University study to help boost female numbers in football
A NEW study designed for schools in England will aim to increase female participation in football.
Loughborough University’s collaborative project with the FA will engage teachers to give young women and girls better access to the sport.
Over a three-year period, Loughborough academics will collect a breadth of data sourced via surveys, case studies, and observation work. The study will engage individuals from wide-ranging diverse and social economic backgrounds.
Researchers will also engage children in the research via childfriendly methods to understand how teaching methods are influencing their football experiences.
Conducted nationwide with circa 300-500 teaching staff, the data will be presented to the FA at multiple points to shape future learnings and inform the FA’s initiatives related to this project.
Dr Ed Cope, the lead researcher from Loughborough University and part of the School of Sport, Exercise and Health Sciences, explained: “This is a fantastic opportunity to support the FA in achieving one of their key strategic objectives. The funded PhD will offer the opportunity to undertake in-depth, longitudinal research with the help of contributing positively towards girls experiencing football.
“The School has a rich history of working with the FA and so it is pleasing this continues, in part through this project.”
Donna McIvor, Senior Development Manager at The FA, explained the significance of the research:
“By 2024, The FA’s ambition is for girls to have the same football opportunities as boys in schools and clubs.
“The FA, working with trusted partners, want to influence and change perceptions, showing that football can and should be played by girls. It is bringing together a growing community of people of all genders, ages and backgrounds who want to champion equal access for girls, helping create independent, resilient young girls who will be a force for good in all local communities.”
McIvor added: “Teachers are crucial to achieving the ambition of equal access and therefore we must invest in their development. The ambition is to transform the PE learning experience for girls in primary schools and modernise the secondary school curriculum offer, through exceptional programme training and teacher professional development.
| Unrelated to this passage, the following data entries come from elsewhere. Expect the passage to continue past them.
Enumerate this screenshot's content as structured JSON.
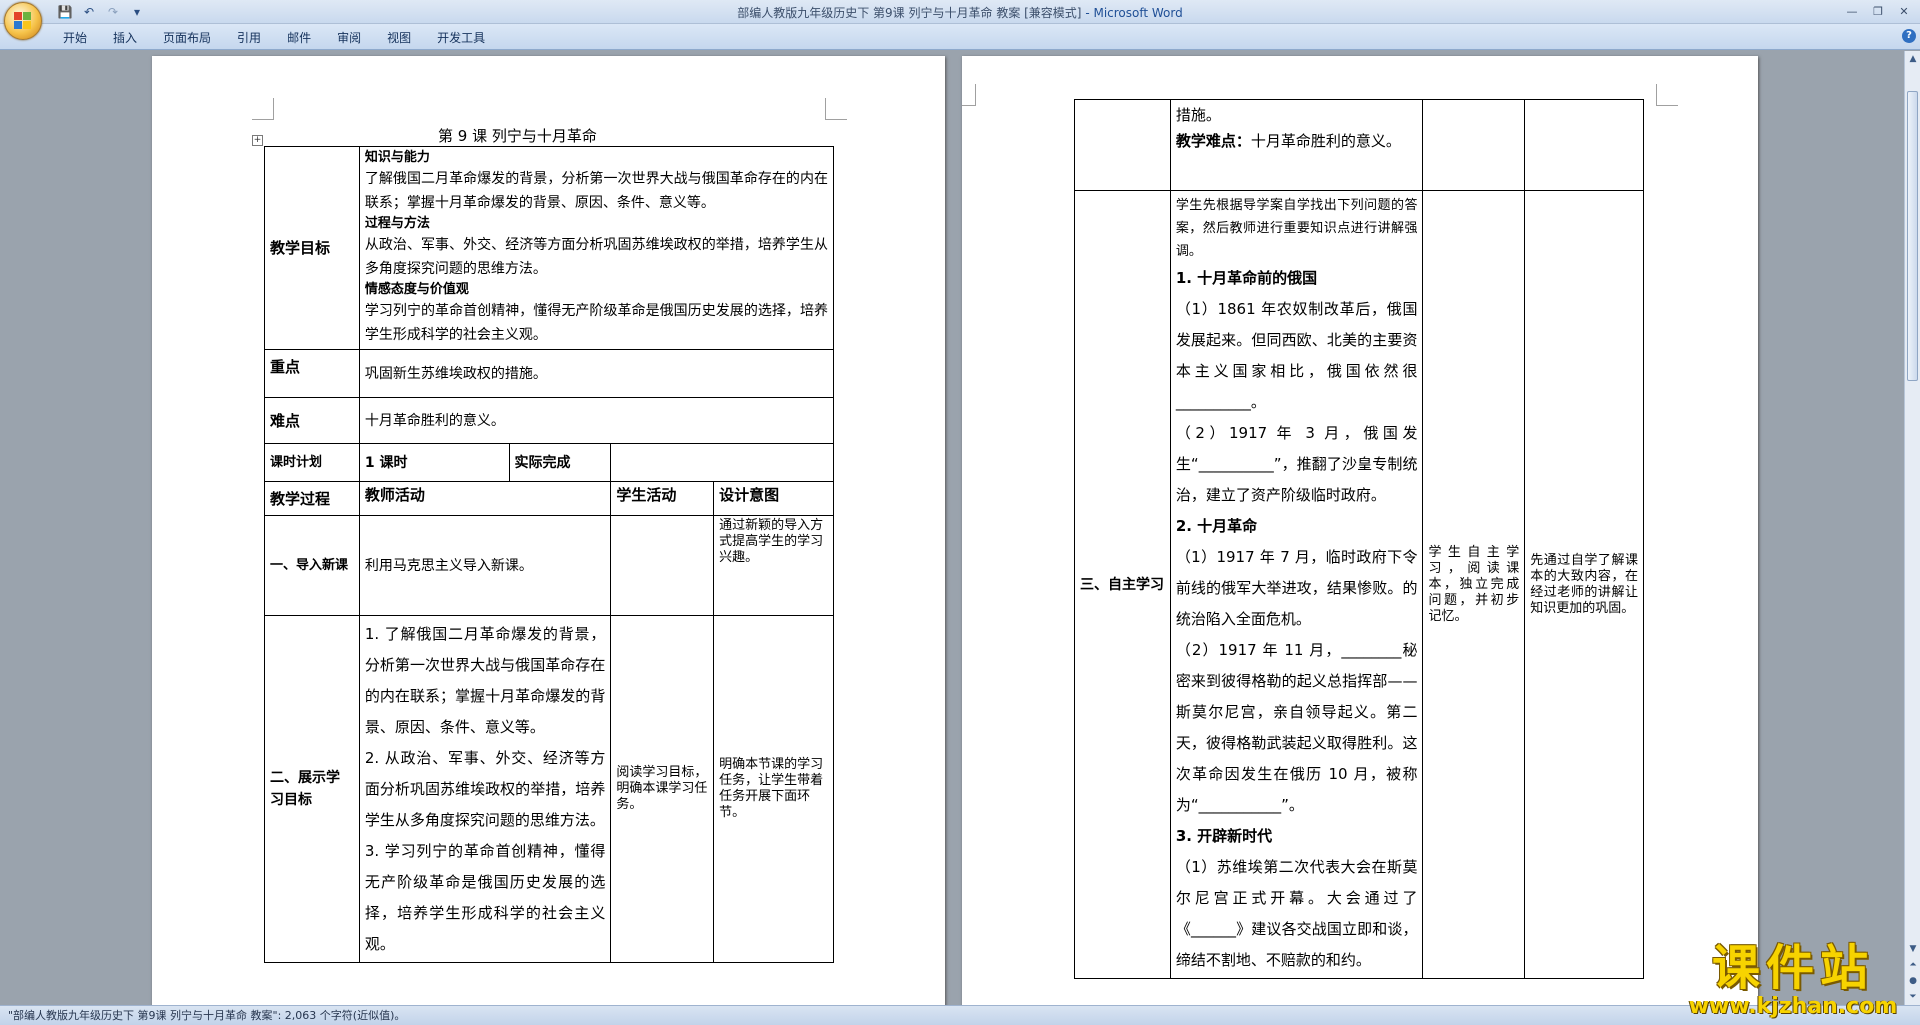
{
  "window": {
    "title": "部编人教版九年级历史下 第9课 列宁与十月革命 教案 [兼容模式]",
    "app_name": "- Microsoft Word"
  },
  "qat": {
    "save_icon": "💾",
    "undo_icon": "↶",
    "redo_icon": "↷",
    "menu_icon": "▾"
  },
  "ribbon": {
    "tabs": [
      "开始",
      "插入",
      "页面布局",
      "引用",
      "邮件",
      "审阅",
      "视图",
      "开发工具"
    ]
  },
  "window_controls": {
    "minimize": "—",
    "maximize": "❐",
    "close": "✕"
  },
  "help_label": "?",
  "doc": {
    "title": "第 9 课    列宁与十月革命",
    "goals_label": "教学目标",
    "goals": {
      "h1": "知识与能力",
      "p1": "了解俄国二月革命爆发的背景，分析第一次世界大战与俄国革命存在的内在联系；掌握十月革命爆发的背景、原因、条件、意义等。",
      "h2": "过程与方法",
      "p2": "从政治、军事、外交、经济等方面分析巩固苏维埃政权的举措，培养学生从多角度探究问题的思维方法。",
      "h3": "情感态度与价值观",
      "p3": "学习列宁的革命首创精神，懂得无产阶级革命是俄国历史发展的选择，培养学生形成科学的社会主义观。"
    },
    "key_label": "重点",
    "key_text": "巩固新生苏维埃政权的措施。",
    "diff_label": "难点",
    "diff_text": "十月革命胜利的意义。",
    "plan_label": "课时计划",
    "plan_value": "1 课时",
    "actual_label": "实际完成",
    "process_headers": [
      "教学过程",
      "教师活动",
      "学生活动",
      "设计意图"
    ],
    "rows": [
      {
        "stage": "一、导入新课",
        "teacher": "利用马克思主义导入新课。",
        "student": "",
        "design": "通过新颖的导入方式提高学生的学习兴趣。"
      },
      {
        "stage": "二、展示学习目标",
        "teacher_items": [
          "1. 了解俄国二月革命爆发的背景，分析第一次世界大战与俄国革命存在的内在联系；掌握十月革命爆发的背景、原因、条件、意义等。",
          "2. 从政治、军事、外交、经济等方面分析巩固苏维埃政权的举措，培养学生从多角度探究问题的思维方法。",
          "3. 学习列宁的革命首创精神，懂得无产阶级革命是俄国历史发展的选择，培养学生形成科学的社会主义观。"
        ],
        "student": "阅读学习目标，明确本课学习任务。",
        "design": "明确本节课的学习任务，让学生带着任务开展下面环节。"
      }
    ],
    "right": {
      "cont_line1": "措施。",
      "cont_line2_label": "教学难点：",
      "cont_line2_text": "十月革命胜利的意义。",
      "stage": "三、自主学习",
      "intro": "学生先根据导学案自学找出下列问题的答案，然后教师进行重要知识点进行讲解强调。",
      "s1_head": "1. 十月革命前的俄国",
      "s1_p1": "（1）1861 年农奴制改革后，俄国发展起来。但同西欧、北美的主要资本主义国家相比，俄国依然很__________。",
      "s1_p2": "（2）1917 年 3 月，俄国发生“__________”，推翻了沙皇专制统治，建立了资产阶级临时政府。",
      "s2_head": "2. 十月革命",
      "s2_p1": "（1）1917 年 7 月，临时政府下令前线的俄军大举进攻，结果惨败。的统治陷入全面危机。",
      "s2_p2": "（2）1917 年 11 月，________秘密来到彼得格勒的起义总指挥部——斯莫尔尼宫，亲自领导起义。第二天，彼得格勒武装起义取得胜利。这次革命因发生在俄历 10 月，被称为“___________”。",
      "s3_head": "3. 开辟新时代",
      "s3_p1": "（1）苏维埃第二次代表大会在斯莫尔尼宫正式开幕。大会通过了《______》建议各交战国立即和谈，缔结不割地、不赔款的和约。",
      "student": "学生自主学习，阅读课本，独立完成问题，并初步记忆。",
      "design": "先通过自学了解课本的大致内容，在经过老师的讲解让知识更加的巩固。"
    }
  },
  "status": {
    "text": "\"部编人教版九年级历史下 第9课 列宁与十月革命 教案\": 2,063 个字符(近似值)。"
  },
  "watermark": {
    "big": "课件站",
    "url": "www.kjzhan.com"
  },
  "colors": {
    "logo_red": "#e3432b",
    "logo_green": "#6cb33f",
    "logo_blue": "#2b79d0",
    "logo_yellow": "#f7c51c"
  }
}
“Through working collaboratively with Loughborough University, we will establish FA Communities of Practice to provide on-going professional development for the local school workforce to ensure high quality, football in PE experiences for girls.”
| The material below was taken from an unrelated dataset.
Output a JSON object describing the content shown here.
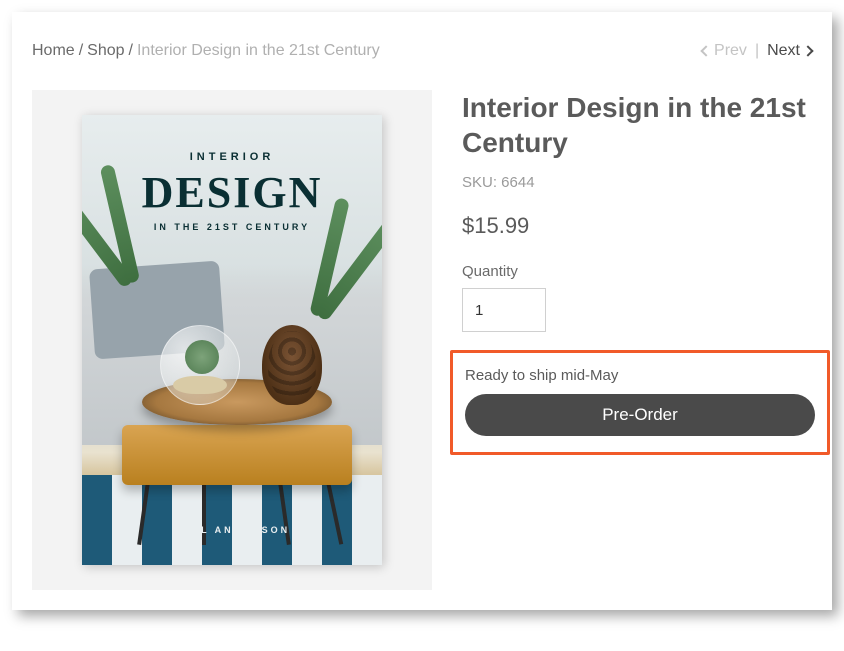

The first findings from the study are due to be presented in early 2025.